____ DATA FOR REVIEW

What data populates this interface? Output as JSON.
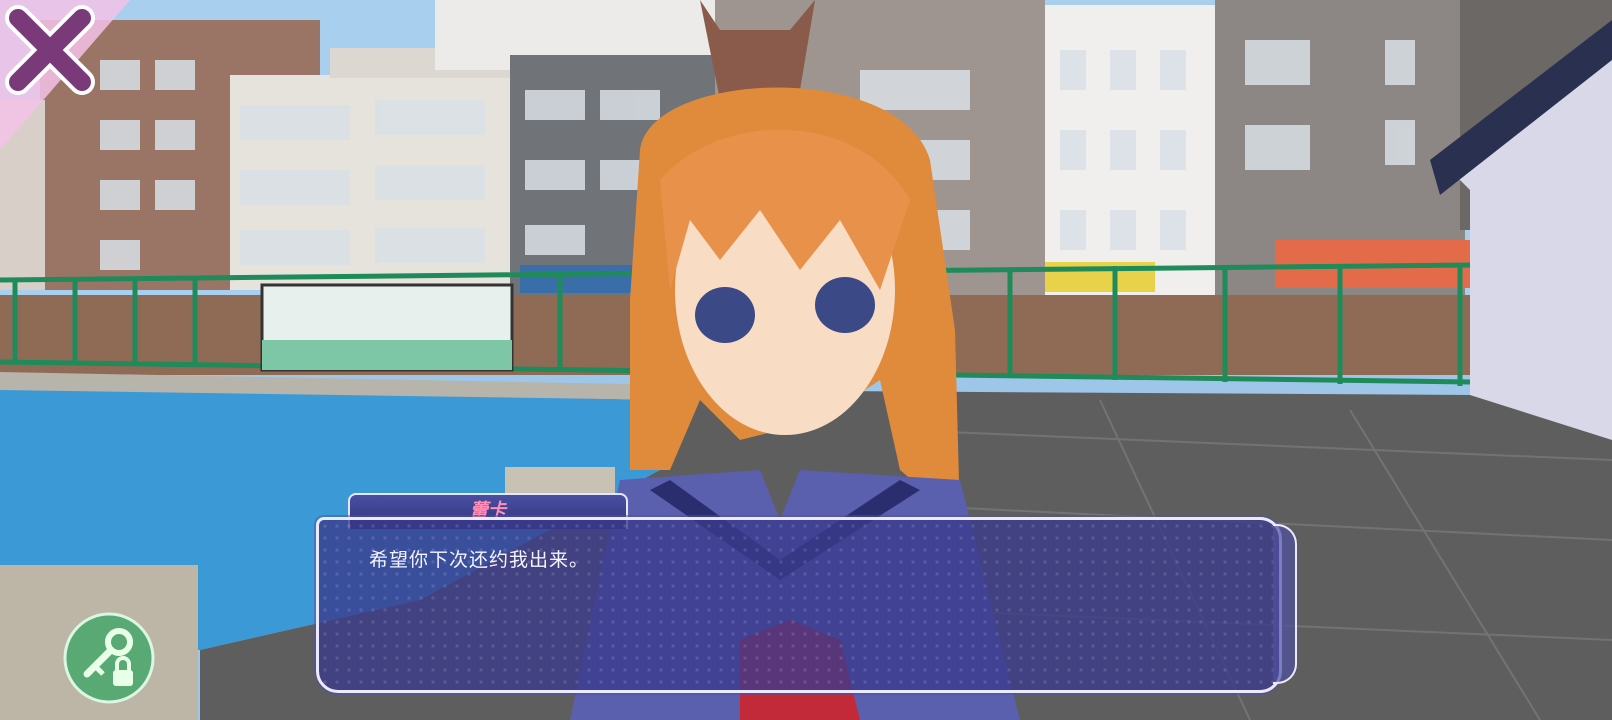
{
  "dialog": {
    "speaker_name": "蕾卡",
    "text": "希望你下次还约我出来。"
  },
  "icons": {
    "close": "close-x-icon",
    "key_lock": "key-lock-icon"
  },
  "colors": {
    "dialog_bg": "#3a3a8c",
    "speaker_name": "#ff8fb8",
    "close_icon": "#7a3a7a",
    "key_button": "#4ea86e"
  }
}
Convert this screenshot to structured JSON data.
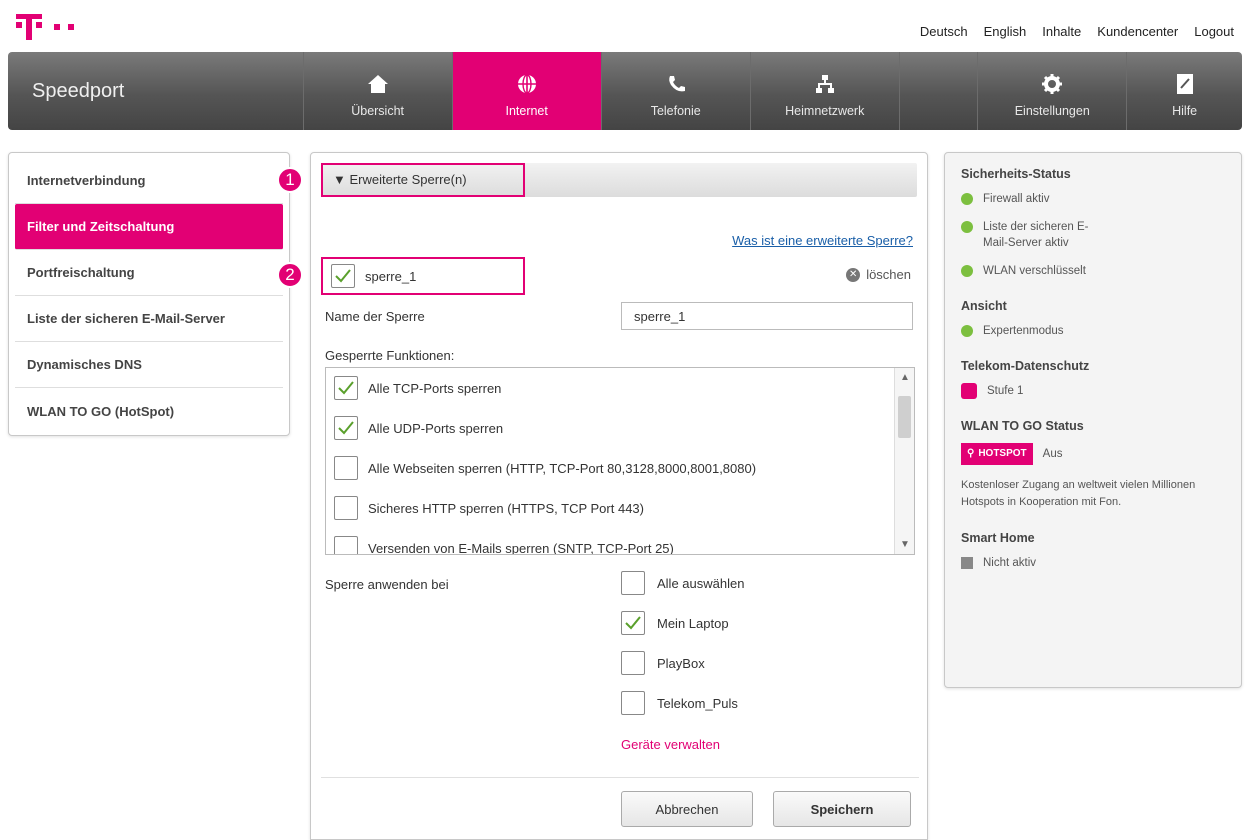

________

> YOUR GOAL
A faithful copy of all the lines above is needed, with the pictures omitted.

> TASK RESPONSE
What data populates this interface? Output as JSON.
{
  "dialog": {
    "speaker_name": "蕾卡",
    "text": "希望你下次还约我出来。"
  },
  "icons": {
    "close": "close-x-icon",
    "key_lock": "key-lock-icon"
  },
  "colors": {
    "dialog_bg": "#3a3a8c",
    "speaker_name": "#ff8fb8",
    "close_icon": "#7a3a7a",
    "key_button": "#4ea86e"
  }
}
Convert this screenshot to structured JSON data.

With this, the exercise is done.